=== WORK TO BE COMPLETED ===
Repeat the data exactly as it stands.

Data items:
┄┄┄┄┄┄┄┄┄┄

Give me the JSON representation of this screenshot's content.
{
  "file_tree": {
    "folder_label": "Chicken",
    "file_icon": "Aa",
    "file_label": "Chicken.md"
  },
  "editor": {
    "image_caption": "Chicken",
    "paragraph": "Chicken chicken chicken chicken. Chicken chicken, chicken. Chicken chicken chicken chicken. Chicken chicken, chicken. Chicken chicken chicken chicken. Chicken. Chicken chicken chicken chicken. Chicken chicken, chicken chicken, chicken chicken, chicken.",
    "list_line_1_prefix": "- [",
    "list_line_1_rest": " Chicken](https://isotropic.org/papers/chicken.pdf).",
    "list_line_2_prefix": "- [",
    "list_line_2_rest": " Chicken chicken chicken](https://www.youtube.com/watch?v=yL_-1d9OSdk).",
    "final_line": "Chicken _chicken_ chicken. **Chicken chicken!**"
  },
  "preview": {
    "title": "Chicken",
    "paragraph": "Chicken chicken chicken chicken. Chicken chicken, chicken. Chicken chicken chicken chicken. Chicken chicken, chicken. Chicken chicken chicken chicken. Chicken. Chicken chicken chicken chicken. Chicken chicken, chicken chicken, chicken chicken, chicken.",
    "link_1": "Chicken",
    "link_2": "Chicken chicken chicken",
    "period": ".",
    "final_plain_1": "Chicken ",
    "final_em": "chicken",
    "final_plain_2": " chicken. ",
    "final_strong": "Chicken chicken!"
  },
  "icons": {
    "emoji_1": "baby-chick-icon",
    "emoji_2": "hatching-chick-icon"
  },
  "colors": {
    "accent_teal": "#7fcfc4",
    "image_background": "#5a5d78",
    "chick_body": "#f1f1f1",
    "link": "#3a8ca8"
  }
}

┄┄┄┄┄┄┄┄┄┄

=== RESULT BELOW ===
Give me the JSON representation of this screenshot's content.
{
  "file_tree": {
    "folder_label": "Chicken",
    "file_icon": "Aa",
    "file_label": "Chicken.md"
  },
  "editor": {
    "image_caption": "Chicken",
    "paragraph": "Chicken chicken chicken chicken. Chicken chicken, chicken. Chicken chicken chicken chicken. Chicken chicken, chicken. Chicken chicken chicken chicken. Chicken. Chicken chicken chicken chicken. Chicken chicken, chicken chicken, chicken chicken, chicken.",
    "list_line_1_prefix": "- [",
    "list_line_1_rest": " Chicken](https://isotropic.org/papers/chicken.pdf).",
    "list_line_2_prefix": "- [",
    "list_line_2_rest": " Chicken chicken chicken](https://www.youtube.com/watch?v=yL_-1d9OSdk).",
    "final_line": "Chicken _chicken_ chicken. **Chicken chicken!**"
  },
  "preview": {
    "title": "Chicken",
    "paragraph": "Chicken chicken chicken chicken. Chicken chicken, chicken. Chicken chicken chicken chicken. Chicken chicken, chicken. Chicken chicken chicken chicken. Chicken. Chicken chicken chicken chicken. Chicken chicken, chicken chicken, chicken chicken, chicken.",
    "link_1": "Chicken",
    "link_2": "Chicken chicken chicken",
    "period": ".",
    "final_plain_1": "Chicken ",
    "final_em": "chicken",
    "final_plain_2": " chicken. ",
    "final_strong": "Chicken chicken!"
  },
  "icons": {
    "emoji_1": "baby-chick-icon",
    "emoji_2": "hatching-chick-icon"
  },
  "colors": {
    "accent_teal": "#7fcfc4",
    "image_background": "#5a5d78",
    "chick_body": "#f1f1f1",
    "link": "#3a8ca8"
  }
}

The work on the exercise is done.